Thin fibers made of carbon nanotubes can be formed into antennas that are just as capable as copper antennas, according to researchers at Rice University and the National Institute of Standards and Technology.
Graphene -- a one-atom-thick layer of the stuff in pencils -- is a better conductor than copper and is very promising for electronic devices, but with one catch: Electrons that move through it can't be stopped. Until now, that is. Scientists at Rutgers University-New Brunswick have learned how to tame the unruly electrons in graphene, paving the way for the ultra-fast transport of electrons with low loss of energy in novel systems. Their study was published online in Nature Nanotechnology.
Researchers have discovered a new way to produce high energy photon beams. The new method makes it possible to produce these gamma rays in a highly efficient way, compared with today's technique. The obtained energy is a billion times higher than the energy of photons in visible light. These high intensity gamma rays significantly exceed all known limits, and pave the way towards new fundamental studies.

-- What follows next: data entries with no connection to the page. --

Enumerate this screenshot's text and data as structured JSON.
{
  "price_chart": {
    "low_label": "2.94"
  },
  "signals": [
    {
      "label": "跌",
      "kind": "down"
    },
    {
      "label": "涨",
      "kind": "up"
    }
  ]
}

The experimental validation of an efficient iterative technique for compensating known position errors in a spherical near to far-field transformation (NTFFT) for elongated antennas using a minimum number of near-field (NF) measurements has been provided. This transformation exploits a non-redundant sampling representation of the voltage detected by the probe obtained by modeling a long antenna with a prolate ellipsoid.
Brown University researchers have improved the resolution of terahertz emission spectroscopy -- a technique used to study a wide variety of materials -- by 1,000-fold, making the technique useful at the nanoscale.
A hundred years ago, Albert Einstein published his General Relativity theory, predicting the existence of gravitational waves or ripples in space-time, due to violent motion of massive objects in the universe. Collision and merger of two neutron stars should produce gravitational waves and gamma rays simultaneously. Until a few weeks ago, that could not be proven scientifically. Then researchers saw the collision of two neutron stars on Aug. 17, 2017, and everything changed.
In a finding that could have broad applications in optical devices, Brown University researchers have shown that they can transform incoherent light to almost fully coherent and vice versa.
Physicists in the BASE collaboration at the CERN research center have been able to measure the magnetic force of antiprotons with almost unbelievable precision.
For the first time in history, Wits researchers have witnessed electromagnetic signals that are associated with the gravitational wave emission from the coalescence of two massive neutron stars.
Rochester Institute of Technology played a significant role in the breakthrough discovery of colliding neutron stars, cosmic collision detected in gravitational waves and in light. "We can probably account for all the gold that has ever been made," said Richard O'Shaughnessy from RIT's Center for Computational Relativity and Gravitation. "We know how often neutron stars merge and can predict how much of the radioactive material they eject. We can predict how much gold they make."